How To Win The "I Have No Studio" Challenge
Having dealt with all kinds of spaces to shoot in, I can say that having to deal with a small space to shoot portraits is one of my worst fears. (This is why I conquered the basement in our new house).
A few weeks ago I started talking with photographer Matthew Shalaby who is doing some amazing work with a very confined space. Actually Matthew has been shooting for a very short time and not only dealing with the lack of a "decent" studio (shoots in a 8 feet by 10 feet room) but also the lack of a crew. So most of his work is done in a TFx (Time For Prints/CD/Other) form.
Matthew makes some great use of the inverse square law and pulls the lighting modifiers very close to his models. Which maximizes the available space, but also makes some very soft light.
I asked Matthew if he could tip the rest of us on how to win against the limits of living-rooms, small garages and the likes.
First lets describe the spatial challenge that Matthew has to overcome (here it is in Matthews words):
"The challenge I face is my studio space. Right now, it's not in the cards for me to own a large studio, so I converted the largest room in my home into my "studio". Its 8ft wide x 10ft deep (with a 10ft ceiling). As you can imagine, this opens a whole bundle of joy in terms of trying to produce professional quality photo's in such a tight space.
"I strive to mask the fact that my space is so small in my work by light placement, angle, direction, model placement and distance from background. Given only 10 feet of distance to work with, and my personal taste is to keep the model as far away from the backdrop as possible, I face the challenge of pushing the limits of wide focal lengths as well, always striving to get the most of the model I can without lens distortion.
Matt uses a nice tool box when it comes to getting the max out of his small room, here is how he describes it.
Working in a tight space teaches you the inverse square law quickly!

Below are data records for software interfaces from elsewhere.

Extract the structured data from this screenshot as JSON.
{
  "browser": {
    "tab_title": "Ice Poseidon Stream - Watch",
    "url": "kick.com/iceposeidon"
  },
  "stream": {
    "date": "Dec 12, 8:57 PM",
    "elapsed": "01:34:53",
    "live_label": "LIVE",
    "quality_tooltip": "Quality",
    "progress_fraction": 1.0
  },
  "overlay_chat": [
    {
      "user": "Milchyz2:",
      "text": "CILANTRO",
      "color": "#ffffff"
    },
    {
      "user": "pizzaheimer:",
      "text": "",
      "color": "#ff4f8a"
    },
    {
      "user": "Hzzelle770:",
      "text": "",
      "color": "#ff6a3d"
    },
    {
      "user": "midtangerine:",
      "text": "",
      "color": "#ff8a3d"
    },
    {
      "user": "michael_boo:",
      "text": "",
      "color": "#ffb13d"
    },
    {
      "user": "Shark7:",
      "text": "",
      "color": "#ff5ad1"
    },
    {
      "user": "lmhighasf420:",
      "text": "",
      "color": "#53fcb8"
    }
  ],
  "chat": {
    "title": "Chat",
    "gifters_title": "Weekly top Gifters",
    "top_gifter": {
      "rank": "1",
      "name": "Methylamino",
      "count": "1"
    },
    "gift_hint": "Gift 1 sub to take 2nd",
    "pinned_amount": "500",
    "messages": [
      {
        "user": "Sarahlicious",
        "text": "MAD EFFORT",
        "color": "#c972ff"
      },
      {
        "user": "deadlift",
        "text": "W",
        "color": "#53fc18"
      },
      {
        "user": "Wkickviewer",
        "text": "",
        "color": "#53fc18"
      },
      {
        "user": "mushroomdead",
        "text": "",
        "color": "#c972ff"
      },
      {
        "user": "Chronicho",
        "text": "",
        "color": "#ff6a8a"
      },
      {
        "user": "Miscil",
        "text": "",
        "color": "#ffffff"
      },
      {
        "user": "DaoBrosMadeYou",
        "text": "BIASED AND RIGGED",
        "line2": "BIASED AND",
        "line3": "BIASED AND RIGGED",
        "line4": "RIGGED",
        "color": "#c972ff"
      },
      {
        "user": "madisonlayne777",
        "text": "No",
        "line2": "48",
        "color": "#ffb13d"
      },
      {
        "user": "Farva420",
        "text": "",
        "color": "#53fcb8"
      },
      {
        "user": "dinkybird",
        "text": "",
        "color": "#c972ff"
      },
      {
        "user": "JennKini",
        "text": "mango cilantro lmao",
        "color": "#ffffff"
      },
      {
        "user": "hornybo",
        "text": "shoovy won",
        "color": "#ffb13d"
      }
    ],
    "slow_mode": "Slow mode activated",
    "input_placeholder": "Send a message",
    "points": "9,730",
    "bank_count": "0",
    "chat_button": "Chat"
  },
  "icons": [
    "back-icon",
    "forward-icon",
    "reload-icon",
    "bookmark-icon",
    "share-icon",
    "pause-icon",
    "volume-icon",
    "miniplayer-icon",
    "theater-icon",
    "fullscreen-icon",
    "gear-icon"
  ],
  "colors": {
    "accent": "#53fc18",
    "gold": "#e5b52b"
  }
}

For this, and the looks I wanted to go for (shadows for added drama), light modifier placement was extremely close to the models... sometimes as close as 18 inches! Also grids on each modifier was essential as well to cut down on the spread of light. Most of my studio shots were done with a 35" Octabox with Grid, or a 14x55" Stripbox with Grid - again, always placed very close to the model to get the look I wanted. I found pulling back the modifier would spread light throughout the entire room, and the look just didn't come off as professional. So close modifier placement is the key to getting the look I get within my small studio space.
Here are some examples of either an octabox or strip box placed within 2 feet of the model. As you'll see, all of them are side it, or 3/4 side lit, again, all in an effort to keep as much light off the backdrop as possible.
For beauty shots (head shots), I felt more at ease. Having a huge studio isn't mandatory for these. In this pull back shot, you can see a 47" Octabox behind the model. I would shoot this as the same aperture as my main light, or 1 stop higher depending on the look I wanted, but mainly to have a perfectly white background.
Here are some example shots of this basic setup:
Lastly, I use the Molla Setti Beauty Dish against a bi-fold door. The doors are pretty versatile, They can act as flags, GOBOs or V cards. (and they are usually flat which saves lots of storage room). This set up pretty much stretched through my entire studio.
I use 3 seamless rolls, all had to be cut down to 7ft wide for backdrops. They are mounted from the ceiling as there is no room for stands.
I use a set of bi-fold doors painted black on one side and white on the other to help control light spread.
Finally I asked Matthew for some general tips
"I find the following tips to be extremely helpful with small spaces
Grids are a must to control light spread. In such a small space, light will bounce off of everything so bi-fold doors painted black, or black curtains or foamcore all help control light spread.
Also I give extra attention to modifier placement. For the look I wanted to achieve, I found close placement to my subjects worked best (with 1-2 feet). Also, the direction the modifier was placed was critical. Too much to the side and you have a half lit model. Too much out front and your backdrop is splashed with light. I found a 3/4 approach, facing downward onto the model works well.